Return each line in the records below that includes "NVIDIA".

======

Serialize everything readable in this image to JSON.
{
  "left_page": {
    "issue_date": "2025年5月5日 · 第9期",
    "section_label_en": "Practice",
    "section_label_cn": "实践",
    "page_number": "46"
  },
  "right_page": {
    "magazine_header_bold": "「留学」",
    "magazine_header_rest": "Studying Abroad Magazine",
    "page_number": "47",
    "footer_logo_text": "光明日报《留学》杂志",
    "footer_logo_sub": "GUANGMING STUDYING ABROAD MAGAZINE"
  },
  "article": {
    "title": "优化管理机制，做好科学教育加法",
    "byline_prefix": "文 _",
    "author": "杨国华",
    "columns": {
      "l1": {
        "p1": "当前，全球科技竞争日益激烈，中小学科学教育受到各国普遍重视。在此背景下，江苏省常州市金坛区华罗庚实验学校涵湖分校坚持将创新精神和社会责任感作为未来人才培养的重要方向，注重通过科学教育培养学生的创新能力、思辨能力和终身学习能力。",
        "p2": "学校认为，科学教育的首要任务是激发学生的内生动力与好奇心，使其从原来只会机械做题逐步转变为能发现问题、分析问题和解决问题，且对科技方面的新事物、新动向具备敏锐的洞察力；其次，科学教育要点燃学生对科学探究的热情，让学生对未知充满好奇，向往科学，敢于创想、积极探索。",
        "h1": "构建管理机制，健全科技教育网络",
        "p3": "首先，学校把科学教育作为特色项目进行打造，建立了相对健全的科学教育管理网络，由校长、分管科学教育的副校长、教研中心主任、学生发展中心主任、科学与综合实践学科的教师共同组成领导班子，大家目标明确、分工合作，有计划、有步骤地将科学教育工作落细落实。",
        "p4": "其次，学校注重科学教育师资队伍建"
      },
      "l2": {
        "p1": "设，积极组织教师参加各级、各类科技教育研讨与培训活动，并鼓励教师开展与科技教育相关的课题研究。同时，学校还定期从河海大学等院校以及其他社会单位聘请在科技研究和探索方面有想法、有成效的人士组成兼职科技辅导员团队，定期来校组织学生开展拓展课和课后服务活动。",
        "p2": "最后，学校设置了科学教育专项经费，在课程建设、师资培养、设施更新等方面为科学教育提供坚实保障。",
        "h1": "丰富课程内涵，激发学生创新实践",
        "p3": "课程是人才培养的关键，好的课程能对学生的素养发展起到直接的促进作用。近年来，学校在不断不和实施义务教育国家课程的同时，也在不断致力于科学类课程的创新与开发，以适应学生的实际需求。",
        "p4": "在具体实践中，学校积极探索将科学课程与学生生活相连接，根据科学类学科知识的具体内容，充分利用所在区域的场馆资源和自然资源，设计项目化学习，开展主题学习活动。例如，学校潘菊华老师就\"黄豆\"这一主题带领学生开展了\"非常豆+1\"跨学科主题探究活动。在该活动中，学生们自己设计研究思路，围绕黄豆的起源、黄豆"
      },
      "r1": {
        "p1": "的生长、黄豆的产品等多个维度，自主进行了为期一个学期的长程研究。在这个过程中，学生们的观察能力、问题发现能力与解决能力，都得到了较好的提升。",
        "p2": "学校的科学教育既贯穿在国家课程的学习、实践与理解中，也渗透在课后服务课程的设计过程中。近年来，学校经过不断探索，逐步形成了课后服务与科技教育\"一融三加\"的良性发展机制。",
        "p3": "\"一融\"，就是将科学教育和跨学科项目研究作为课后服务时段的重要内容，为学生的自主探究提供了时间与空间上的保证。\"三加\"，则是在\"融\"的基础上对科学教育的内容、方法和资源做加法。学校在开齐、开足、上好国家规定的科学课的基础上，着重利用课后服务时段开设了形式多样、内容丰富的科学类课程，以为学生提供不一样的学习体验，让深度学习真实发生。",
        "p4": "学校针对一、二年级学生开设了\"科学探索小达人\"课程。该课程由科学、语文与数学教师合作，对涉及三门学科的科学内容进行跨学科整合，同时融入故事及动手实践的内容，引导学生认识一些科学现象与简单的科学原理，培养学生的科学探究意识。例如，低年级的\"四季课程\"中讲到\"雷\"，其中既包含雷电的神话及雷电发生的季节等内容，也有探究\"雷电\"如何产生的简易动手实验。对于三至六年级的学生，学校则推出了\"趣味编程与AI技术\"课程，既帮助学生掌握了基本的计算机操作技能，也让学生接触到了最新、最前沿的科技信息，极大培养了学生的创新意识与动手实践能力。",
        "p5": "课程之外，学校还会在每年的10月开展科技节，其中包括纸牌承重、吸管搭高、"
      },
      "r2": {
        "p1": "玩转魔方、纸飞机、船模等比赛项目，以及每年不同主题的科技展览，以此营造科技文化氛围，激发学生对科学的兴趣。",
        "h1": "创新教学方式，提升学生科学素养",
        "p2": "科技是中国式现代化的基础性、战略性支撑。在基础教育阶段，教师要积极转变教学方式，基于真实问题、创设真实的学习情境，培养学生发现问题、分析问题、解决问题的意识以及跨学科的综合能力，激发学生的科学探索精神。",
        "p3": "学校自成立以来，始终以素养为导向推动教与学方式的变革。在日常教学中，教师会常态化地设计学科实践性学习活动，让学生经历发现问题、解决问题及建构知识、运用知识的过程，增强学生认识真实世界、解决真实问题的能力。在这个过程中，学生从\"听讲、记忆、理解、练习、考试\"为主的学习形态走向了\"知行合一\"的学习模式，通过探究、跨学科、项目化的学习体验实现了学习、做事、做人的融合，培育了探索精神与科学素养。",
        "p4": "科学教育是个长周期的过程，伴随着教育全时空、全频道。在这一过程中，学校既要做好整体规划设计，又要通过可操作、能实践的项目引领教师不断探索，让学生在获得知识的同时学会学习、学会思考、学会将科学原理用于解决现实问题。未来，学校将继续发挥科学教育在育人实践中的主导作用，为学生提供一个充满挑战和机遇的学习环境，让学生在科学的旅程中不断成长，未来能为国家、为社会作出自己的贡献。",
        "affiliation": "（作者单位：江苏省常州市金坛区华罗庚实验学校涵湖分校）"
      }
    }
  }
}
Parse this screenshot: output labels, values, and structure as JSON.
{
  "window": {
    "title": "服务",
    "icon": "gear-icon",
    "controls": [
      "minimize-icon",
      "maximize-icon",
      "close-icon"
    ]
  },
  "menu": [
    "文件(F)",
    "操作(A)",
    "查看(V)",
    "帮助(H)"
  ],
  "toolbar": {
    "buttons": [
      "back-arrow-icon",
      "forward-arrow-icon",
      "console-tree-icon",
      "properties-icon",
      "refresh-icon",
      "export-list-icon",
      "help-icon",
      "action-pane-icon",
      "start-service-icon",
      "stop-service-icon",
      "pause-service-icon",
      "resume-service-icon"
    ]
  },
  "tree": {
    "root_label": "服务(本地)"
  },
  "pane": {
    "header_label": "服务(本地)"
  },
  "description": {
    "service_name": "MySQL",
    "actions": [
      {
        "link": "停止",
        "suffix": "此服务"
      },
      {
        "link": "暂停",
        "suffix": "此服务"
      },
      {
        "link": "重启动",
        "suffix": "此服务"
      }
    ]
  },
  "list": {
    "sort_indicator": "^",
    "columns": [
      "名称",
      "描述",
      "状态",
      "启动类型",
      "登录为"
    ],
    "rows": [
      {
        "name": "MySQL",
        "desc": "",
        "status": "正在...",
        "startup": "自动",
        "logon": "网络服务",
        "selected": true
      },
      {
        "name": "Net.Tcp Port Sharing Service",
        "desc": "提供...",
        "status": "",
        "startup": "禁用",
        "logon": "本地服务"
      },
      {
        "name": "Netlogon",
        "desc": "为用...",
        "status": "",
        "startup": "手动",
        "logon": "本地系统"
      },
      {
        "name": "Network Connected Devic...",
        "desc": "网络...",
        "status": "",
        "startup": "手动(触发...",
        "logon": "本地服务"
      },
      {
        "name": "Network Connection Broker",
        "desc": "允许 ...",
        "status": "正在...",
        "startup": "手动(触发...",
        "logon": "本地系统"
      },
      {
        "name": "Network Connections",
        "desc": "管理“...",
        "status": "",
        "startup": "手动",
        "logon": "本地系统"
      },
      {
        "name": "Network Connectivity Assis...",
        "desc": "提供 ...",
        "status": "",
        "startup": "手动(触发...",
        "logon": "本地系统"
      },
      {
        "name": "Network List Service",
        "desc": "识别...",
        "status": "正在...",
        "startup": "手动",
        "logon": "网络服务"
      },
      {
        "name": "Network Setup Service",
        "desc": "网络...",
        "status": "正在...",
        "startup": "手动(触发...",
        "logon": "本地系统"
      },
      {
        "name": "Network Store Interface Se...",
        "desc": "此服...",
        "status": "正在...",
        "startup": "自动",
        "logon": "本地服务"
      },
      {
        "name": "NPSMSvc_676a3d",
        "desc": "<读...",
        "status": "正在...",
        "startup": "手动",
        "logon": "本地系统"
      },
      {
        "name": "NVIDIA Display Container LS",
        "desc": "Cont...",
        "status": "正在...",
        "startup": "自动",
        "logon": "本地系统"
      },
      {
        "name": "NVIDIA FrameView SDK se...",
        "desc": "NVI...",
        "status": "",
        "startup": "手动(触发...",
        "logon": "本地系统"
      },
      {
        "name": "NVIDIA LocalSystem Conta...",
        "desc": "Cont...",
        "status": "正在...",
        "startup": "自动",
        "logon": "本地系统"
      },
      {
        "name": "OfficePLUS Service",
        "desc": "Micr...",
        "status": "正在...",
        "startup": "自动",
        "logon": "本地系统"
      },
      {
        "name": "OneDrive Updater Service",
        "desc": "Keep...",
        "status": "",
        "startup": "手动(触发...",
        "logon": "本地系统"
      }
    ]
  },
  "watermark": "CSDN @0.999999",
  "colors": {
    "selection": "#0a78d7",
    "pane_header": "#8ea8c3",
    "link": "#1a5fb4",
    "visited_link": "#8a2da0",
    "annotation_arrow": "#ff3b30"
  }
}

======

Task response:
        "name": "NVIDIA Display Container LS",
        "name": "NVIDIA FrameView SDK se...",
        "name": "NVIDIA LocalSystem Conta...",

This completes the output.